== What you are asked to do ==
What is needed is a word-for-word copy of the listing below, without pictures.

[Start of Attachment]

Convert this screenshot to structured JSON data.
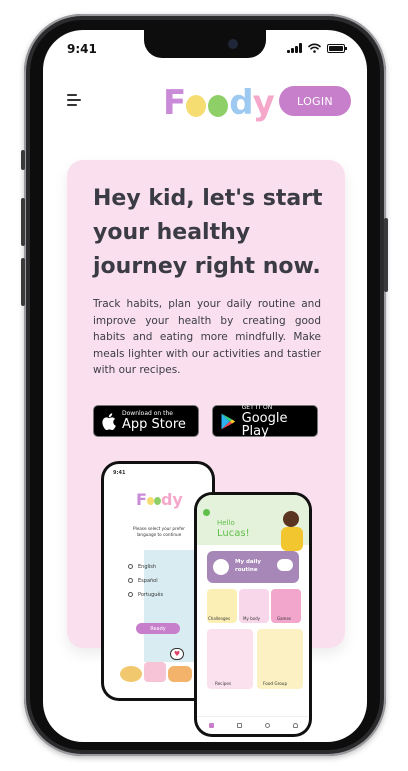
{
  "status_bar": {
    "time": "9:41"
  },
  "header": {
    "logo_text": [
      "F",
      "d",
      "y"
    ],
    "login_label": "LOGIN"
  },
  "hero": {
    "title": "Hey kid, let's start your healthy journey right now.",
    "description": "Track habits, plan your daily routine and improve your health by creating good habits and eating more mindfully. Make meals lighter with our activities and tastier with our recipes.",
    "app_store": {
      "small": "Download on the",
      "big": "App Store"
    },
    "google_play": {
      "small": "GET IT ON",
      "big": "Google Play"
    }
  },
  "mock_left": {
    "time": "9:41",
    "logo_text": [
      "F",
      "dy"
    ],
    "prompt": "Please select your prefer language to continue",
    "options": [
      "English",
      "Español",
      "Português"
    ],
    "ready_label": "Ready"
  },
  "mock_right": {
    "greeting": "Hello",
    "name": "Lucas!",
    "routine_label": "My daily routine",
    "tiles": [
      "Challenges",
      "My body",
      "Games"
    ],
    "bottom_tiles": [
      "Recipes",
      "Food Group"
    ]
  },
  "colors": {
    "accent": "#c77fcb",
    "hero_bg": "#fae0ee",
    "title_text": "#3b3b46",
    "green": "#5fbf4a"
  }
}
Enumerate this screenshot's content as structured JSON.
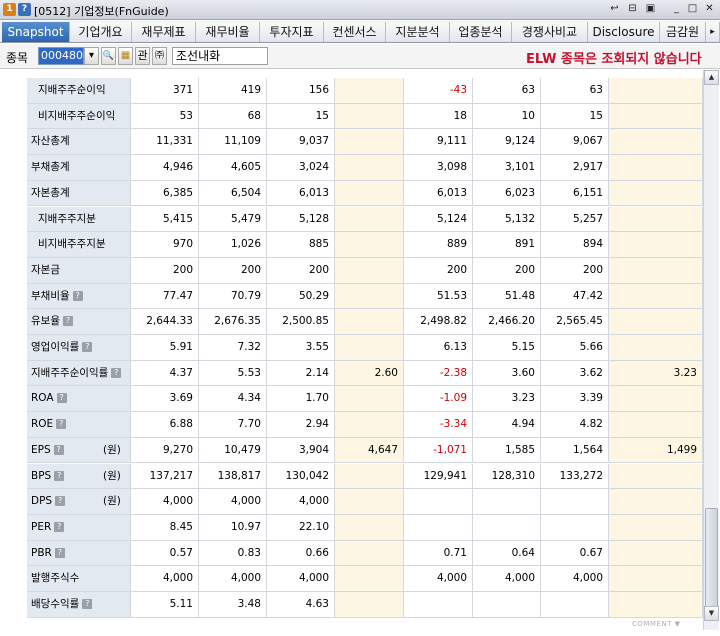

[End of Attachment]

== Written solution ==
Convert this screenshot to structured JSON data.
{
  "status_bar": {
    "time": "9:41"
  },
  "header": {
    "logo_text": [
      "F",
      "d",
      "y"
    ],
    "login_label": "LOGIN"
  },
  "hero": {
    "title": "Hey kid, let's start your healthy journey right now.",
    "description": "Track habits, plan your daily routine and improve your health by creating good habits and eating more mindfully. Make meals lighter with our activities and tastier with our recipes.",
    "app_store": {
      "small": "Download on the",
      "big": "App Store"
    },
    "google_play": {
      "small": "GET IT ON",
      "big": "Google Play"
    }
  },
  "mock_left": {
    "time": "9:41",
    "logo_text": [
      "F",
      "dy"
    ],
    "prompt": "Please select your prefer language to continue",
    "options": [
      "English",
      "Español",
      "Português"
    ],
    "ready_label": "Ready"
  },
  "mock_right": {
    "greeting": "Hello",
    "name": "Lucas!",
    "routine_label": "My daily routine",
    "tiles": [
      "Challenges",
      "My body",
      "Games"
    ],
    "bottom_tiles": [
      "Recipes",
      "Food Group"
    ]
  },
  "colors": {
    "accent": "#c77fcb",
    "hero_bg": "#fae0ee",
    "title_text": "#3b3b46",
    "green": "#5fbf4a"
  }
}
Enumerate this screenshot's content as structured JSON.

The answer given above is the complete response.